** WHAT TO DO **
Your copy should match the records below exactly, except for the pictures.
++++++++++++++++++++
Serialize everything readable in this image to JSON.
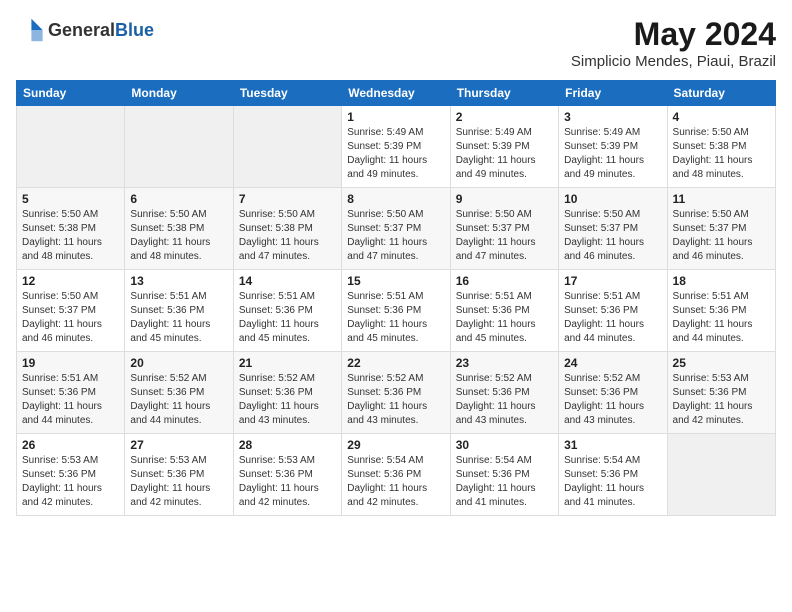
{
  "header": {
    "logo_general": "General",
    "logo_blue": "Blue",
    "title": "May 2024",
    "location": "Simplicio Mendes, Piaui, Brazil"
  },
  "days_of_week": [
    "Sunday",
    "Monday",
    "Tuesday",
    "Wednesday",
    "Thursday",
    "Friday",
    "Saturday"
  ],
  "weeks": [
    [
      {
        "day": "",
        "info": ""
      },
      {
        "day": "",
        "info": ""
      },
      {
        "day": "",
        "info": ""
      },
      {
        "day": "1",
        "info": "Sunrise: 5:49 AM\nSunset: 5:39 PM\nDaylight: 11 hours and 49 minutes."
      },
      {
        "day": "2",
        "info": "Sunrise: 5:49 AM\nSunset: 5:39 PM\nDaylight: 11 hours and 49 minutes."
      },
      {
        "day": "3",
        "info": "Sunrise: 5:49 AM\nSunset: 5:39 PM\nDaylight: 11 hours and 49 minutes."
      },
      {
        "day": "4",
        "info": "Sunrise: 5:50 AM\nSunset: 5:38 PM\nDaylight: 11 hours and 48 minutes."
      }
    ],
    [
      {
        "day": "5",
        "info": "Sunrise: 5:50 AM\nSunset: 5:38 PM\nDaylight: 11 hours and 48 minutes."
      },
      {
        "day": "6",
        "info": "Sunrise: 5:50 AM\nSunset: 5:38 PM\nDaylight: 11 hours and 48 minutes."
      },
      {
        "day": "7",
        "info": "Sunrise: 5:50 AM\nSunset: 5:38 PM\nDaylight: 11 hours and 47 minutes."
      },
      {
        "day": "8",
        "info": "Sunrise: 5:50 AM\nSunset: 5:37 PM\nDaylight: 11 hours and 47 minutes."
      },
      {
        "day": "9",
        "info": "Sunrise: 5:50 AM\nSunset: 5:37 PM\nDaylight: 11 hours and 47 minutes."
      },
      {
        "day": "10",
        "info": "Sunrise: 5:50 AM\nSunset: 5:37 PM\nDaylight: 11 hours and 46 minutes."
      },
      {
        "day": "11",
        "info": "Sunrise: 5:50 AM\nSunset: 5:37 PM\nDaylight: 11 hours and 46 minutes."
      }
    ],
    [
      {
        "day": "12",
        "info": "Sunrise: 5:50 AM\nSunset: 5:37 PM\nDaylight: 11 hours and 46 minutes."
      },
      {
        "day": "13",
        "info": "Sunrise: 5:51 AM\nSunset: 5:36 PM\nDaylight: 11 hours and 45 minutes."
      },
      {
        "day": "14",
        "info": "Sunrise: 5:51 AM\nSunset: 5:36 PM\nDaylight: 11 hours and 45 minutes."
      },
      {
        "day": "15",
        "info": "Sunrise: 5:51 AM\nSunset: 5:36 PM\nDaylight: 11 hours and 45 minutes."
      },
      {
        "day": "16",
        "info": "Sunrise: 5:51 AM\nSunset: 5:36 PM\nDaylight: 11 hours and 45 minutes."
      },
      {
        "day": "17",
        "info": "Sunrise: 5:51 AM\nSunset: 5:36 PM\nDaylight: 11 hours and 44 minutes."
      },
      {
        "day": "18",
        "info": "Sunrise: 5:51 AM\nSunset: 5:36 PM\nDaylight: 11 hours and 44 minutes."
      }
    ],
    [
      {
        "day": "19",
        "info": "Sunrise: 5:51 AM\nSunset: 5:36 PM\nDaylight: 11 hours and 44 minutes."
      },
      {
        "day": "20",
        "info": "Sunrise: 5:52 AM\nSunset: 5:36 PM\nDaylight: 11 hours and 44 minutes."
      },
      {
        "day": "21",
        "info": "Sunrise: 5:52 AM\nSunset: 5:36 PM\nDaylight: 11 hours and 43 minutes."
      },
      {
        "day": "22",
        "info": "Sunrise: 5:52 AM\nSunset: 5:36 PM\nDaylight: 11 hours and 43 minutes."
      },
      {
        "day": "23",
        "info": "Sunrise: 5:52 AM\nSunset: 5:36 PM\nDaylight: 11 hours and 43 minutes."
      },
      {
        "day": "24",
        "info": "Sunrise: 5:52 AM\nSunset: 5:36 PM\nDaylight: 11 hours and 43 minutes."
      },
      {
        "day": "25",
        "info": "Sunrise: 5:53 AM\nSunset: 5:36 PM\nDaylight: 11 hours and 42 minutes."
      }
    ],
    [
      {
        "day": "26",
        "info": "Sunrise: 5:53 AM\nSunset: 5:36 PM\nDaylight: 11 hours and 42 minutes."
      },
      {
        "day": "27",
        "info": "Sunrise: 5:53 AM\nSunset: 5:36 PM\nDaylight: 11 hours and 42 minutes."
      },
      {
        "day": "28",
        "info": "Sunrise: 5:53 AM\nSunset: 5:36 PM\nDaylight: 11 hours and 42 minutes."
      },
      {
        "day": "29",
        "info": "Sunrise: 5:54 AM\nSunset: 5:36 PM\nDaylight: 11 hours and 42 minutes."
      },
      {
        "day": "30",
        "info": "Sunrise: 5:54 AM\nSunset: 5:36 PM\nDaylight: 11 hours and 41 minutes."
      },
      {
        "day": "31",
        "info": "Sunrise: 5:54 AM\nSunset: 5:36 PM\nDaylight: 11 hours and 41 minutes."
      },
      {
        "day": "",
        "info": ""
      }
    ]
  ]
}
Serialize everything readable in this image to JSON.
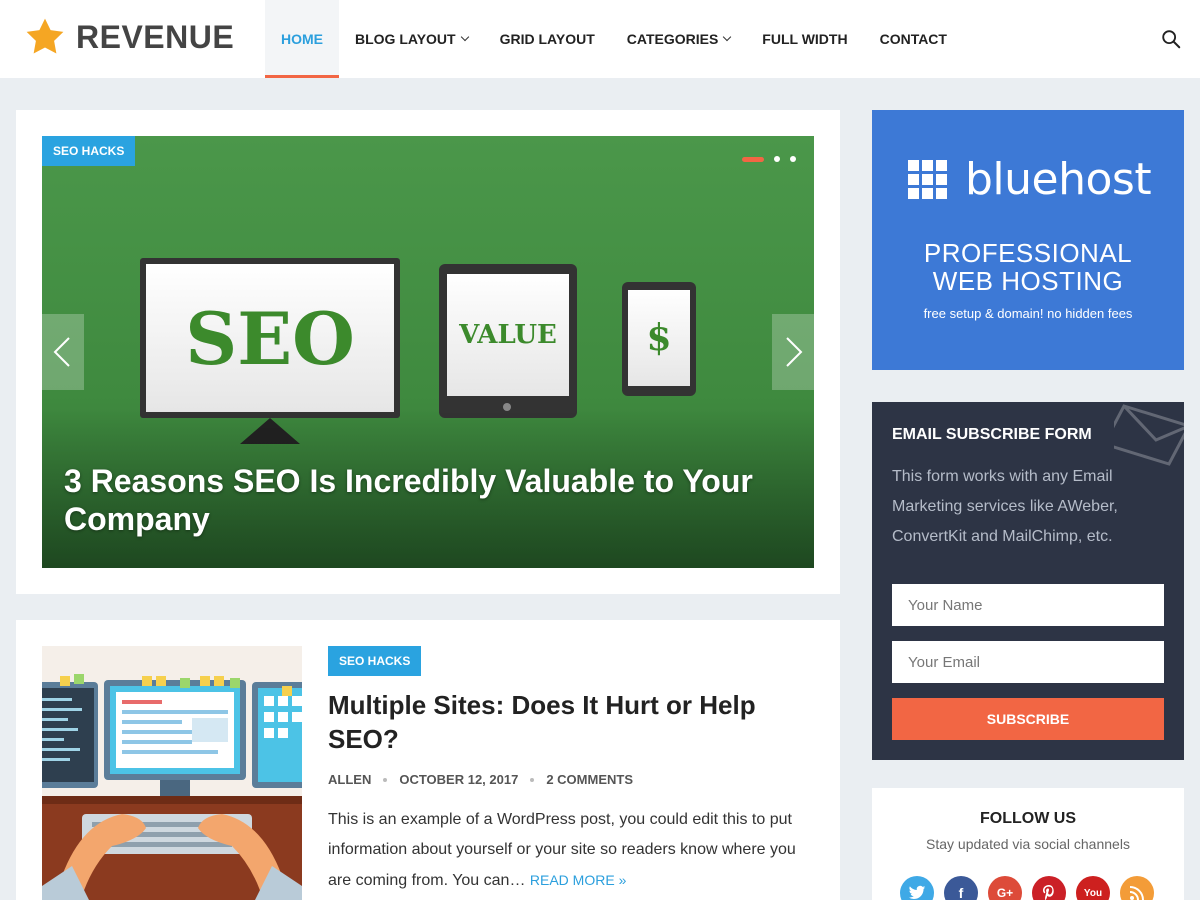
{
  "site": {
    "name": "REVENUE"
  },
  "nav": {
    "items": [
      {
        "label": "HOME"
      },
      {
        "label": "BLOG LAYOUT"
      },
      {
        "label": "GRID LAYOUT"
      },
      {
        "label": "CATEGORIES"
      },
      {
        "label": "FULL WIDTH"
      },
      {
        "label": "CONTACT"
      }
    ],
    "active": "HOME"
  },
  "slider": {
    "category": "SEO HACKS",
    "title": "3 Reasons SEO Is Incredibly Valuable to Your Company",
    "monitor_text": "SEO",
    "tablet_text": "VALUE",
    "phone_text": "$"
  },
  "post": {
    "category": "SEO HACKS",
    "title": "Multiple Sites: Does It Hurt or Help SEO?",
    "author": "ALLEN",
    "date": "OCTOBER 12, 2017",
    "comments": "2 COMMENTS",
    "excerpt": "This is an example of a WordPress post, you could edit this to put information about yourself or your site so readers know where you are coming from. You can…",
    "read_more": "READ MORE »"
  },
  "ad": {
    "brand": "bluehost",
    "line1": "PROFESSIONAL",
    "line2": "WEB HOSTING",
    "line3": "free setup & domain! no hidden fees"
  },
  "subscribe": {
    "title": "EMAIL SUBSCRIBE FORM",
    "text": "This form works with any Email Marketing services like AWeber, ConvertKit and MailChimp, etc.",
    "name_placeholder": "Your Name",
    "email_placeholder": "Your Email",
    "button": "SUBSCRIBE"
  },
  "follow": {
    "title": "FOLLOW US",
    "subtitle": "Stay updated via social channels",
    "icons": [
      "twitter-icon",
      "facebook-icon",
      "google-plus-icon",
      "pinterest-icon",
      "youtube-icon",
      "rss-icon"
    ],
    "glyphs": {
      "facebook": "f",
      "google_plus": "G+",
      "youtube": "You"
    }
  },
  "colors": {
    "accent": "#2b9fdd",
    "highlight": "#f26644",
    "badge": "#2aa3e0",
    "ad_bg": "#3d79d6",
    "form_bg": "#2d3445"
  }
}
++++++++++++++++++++
** REPLY **
Serialize everything readable in this image to JSON.
{
  "header": {
    "logo_general": "General",
    "logo_blue": "Blue",
    "title": "May 2024",
    "location": "Simplicio Mendes, Piaui, Brazil"
  },
  "days_of_week": [
    "Sunday",
    "Monday",
    "Tuesday",
    "Wednesday",
    "Thursday",
    "Friday",
    "Saturday"
  ],
  "weeks": [
    [
      {
        "day": "",
        "info": ""
      },
      {
        "day": "",
        "info": ""
      },
      {
        "day": "",
        "info": ""
      },
      {
        "day": "1",
        "info": "Sunrise: 5:49 AM\nSunset: 5:39 PM\nDaylight: 11 hours and 49 minutes."
      },
      {
        "day": "2",
        "info": "Sunrise: 5:49 AM\nSunset: 5:39 PM\nDaylight: 11 hours and 49 minutes."
      },
      {
        "day": "3",
        "info": "Sunrise: 5:49 AM\nSunset: 5:39 PM\nDaylight: 11 hours and 49 minutes."
      },
      {
        "day": "4",
        "info": "Sunrise: 5:50 AM\nSunset: 5:38 PM\nDaylight: 11 hours and 48 minutes."
      }
    ],
    [
      {
        "day": "5",
        "info": "Sunrise: 5:50 AM\nSunset: 5:38 PM\nDaylight: 11 hours and 48 minutes."
      },
      {
        "day": "6",
        "info": "Sunrise: 5:50 AM\nSunset: 5:38 PM\nDaylight: 11 hours and 48 minutes."
      },
      {
        "day": "7",
        "info": "Sunrise: 5:50 AM\nSunset: 5:38 PM\nDaylight: 11 hours and 47 minutes."
      },
      {
        "day": "8",
        "info": "Sunrise: 5:50 AM\nSunset: 5:37 PM\nDaylight: 11 hours and 47 minutes."
      },
      {
        "day": "9",
        "info": "Sunrise: 5:50 AM\nSunset: 5:37 PM\nDaylight: 11 hours and 47 minutes."
      },
      {
        "day": "10",
        "info": "Sunrise: 5:50 AM\nSunset: 5:37 PM\nDaylight: 11 hours and 46 minutes."
      },
      {
        "day": "11",
        "info": "Sunrise: 5:50 AM\nSunset: 5:37 PM\nDaylight: 11 hours and 46 minutes."
      }
    ],
    [
      {
        "day": "12",
        "info": "Sunrise: 5:50 AM\nSunset: 5:37 PM\nDaylight: 11 hours and 46 minutes."
      },
      {
        "day": "13",
        "info": "Sunrise: 5:51 AM\nSunset: 5:36 PM\nDaylight: 11 hours and 45 minutes."
      },
      {
        "day": "14",
        "info": "Sunrise: 5:51 AM\nSunset: 5:36 PM\nDaylight: 11 hours and 45 minutes."
      },
      {
        "day": "15",
        "info": "Sunrise: 5:51 AM\nSunset: 5:36 PM\nDaylight: 11 hours and 45 minutes."
      },
      {
        "day": "16",
        "info": "Sunrise: 5:51 AM\nSunset: 5:36 PM\nDaylight: 11 hours and 45 minutes."
      },
      {
        "day": "17",
        "info": "Sunrise: 5:51 AM\nSunset: 5:36 PM\nDaylight: 11 hours and 44 minutes."
      },
      {
        "day": "18",
        "info": "Sunrise: 5:51 AM\nSunset: 5:36 PM\nDaylight: 11 hours and 44 minutes."
      }
    ],
    [
      {
        "day": "19",
        "info": "Sunrise: 5:51 AM\nSunset: 5:36 PM\nDaylight: 11 hours and 44 minutes."
      },
      {
        "day": "20",
        "info": "Sunrise: 5:52 AM\nSunset: 5:36 PM\nDaylight: 11 hours and 44 minutes."
      },
      {
        "day": "21",
        "info": "Sunrise: 5:52 AM\nSunset: 5:36 PM\nDaylight: 11 hours and 43 minutes."
      },
      {
        "day": "22",
        "info": "Sunrise: 5:52 AM\nSunset: 5:36 PM\nDaylight: 11 hours and 43 minutes."
      },
      {
        "day": "23",
        "info": "Sunrise: 5:52 AM\nSunset: 5:36 PM\nDaylight: 11 hours and 43 minutes."
      },
      {
        "day": "24",
        "info": "Sunrise: 5:52 AM\nSunset: 5:36 PM\nDaylight: 11 hours and 43 minutes."
      },
      {
        "day": "25",
        "info": "Sunrise: 5:53 AM\nSunset: 5:36 PM\nDaylight: 11 hours and 42 minutes."
      }
    ],
    [
      {
        "day": "26",
        "info": "Sunrise: 5:53 AM\nSunset: 5:36 PM\nDaylight: 11 hours and 42 minutes."
      },
      {
        "day": "27",
        "info": "Sunrise: 5:53 AM\nSunset: 5:36 PM\nDaylight: 11 hours and 42 minutes."
      },
      {
        "day": "28",
        "info": "Sunrise: 5:53 AM\nSunset: 5:36 PM\nDaylight: 11 hours and 42 minutes."
      },
      {
        "day": "29",
        "info": "Sunrise: 5:54 AM\nSunset: 5:36 PM\nDaylight: 11 hours and 42 minutes."
      },
      {
        "day": "30",
        "info": "Sunrise: 5:54 AM\nSunset: 5:36 PM\nDaylight: 11 hours and 41 minutes."
      },
      {
        "day": "31",
        "info": "Sunrise: 5:54 AM\nSunset: 5:36 PM\nDaylight: 11 hours and 41 minutes."
      },
      {
        "day": "",
        "info": ""
      }
    ]
  ]
}
Serialize everything readable in this image to JSON.
{
  "site": {
    "name": "REVENUE"
  },
  "nav": {
    "items": [
      {
        "label": "HOME"
      },
      {
        "label": "BLOG LAYOUT"
      },
      {
        "label": "GRID LAYOUT"
      },
      {
        "label": "CATEGORIES"
      },
      {
        "label": "FULL WIDTH"
      },
      {
        "label": "CONTACT"
      }
    ],
    "active": "HOME"
  },
  "slider": {
    "category": "SEO HACKS",
    "title": "3 Reasons SEO Is Incredibly Valuable to Your Company",
    "monitor_text": "SEO",
    "tablet_text": "VALUE",
    "phone_text": "$"
  },
  "post": {
    "category": "SEO HACKS",
    "title": "Multiple Sites: Does It Hurt or Help SEO?",
    "author": "ALLEN",
    "date": "OCTOBER 12, 2017",
    "comments": "2 COMMENTS",
    "excerpt": "This is an example of a WordPress post, you could edit this to put information about yourself or your site so readers know where you are coming from. You can…",
    "read_more": "READ MORE »"
  },
  "ad": {
    "brand": "bluehost",
    "line1": "PROFESSIONAL",
    "line2": "WEB HOSTING",
    "line3": "free setup & domain! no hidden fees"
  },
  "subscribe": {
    "title": "EMAIL SUBSCRIBE FORM",
    "text": "This form works with any Email Marketing services like AWeber, ConvertKit and MailChimp, etc.",
    "name_placeholder": "Your Name",
    "email_placeholder": "Your Email",
    "button": "SUBSCRIBE"
  },
  "follow": {
    "title": "FOLLOW US",
    "subtitle": "Stay updated via social channels",
    "icons": [
      "twitter-icon",
      "facebook-icon",
      "google-plus-icon",
      "pinterest-icon",
      "youtube-icon",
      "rss-icon"
    ],
    "glyphs": {
      "facebook": "f",
      "google_plus": "G+",
      "youtube": "You"
    }
  },
  "colors": {
    "accent": "#2b9fdd",
    "highlight": "#f26644",
    "badge": "#2aa3e0",
    "ad_bg": "#3d79d6",
    "form_bg": "#2d3445"
  }
}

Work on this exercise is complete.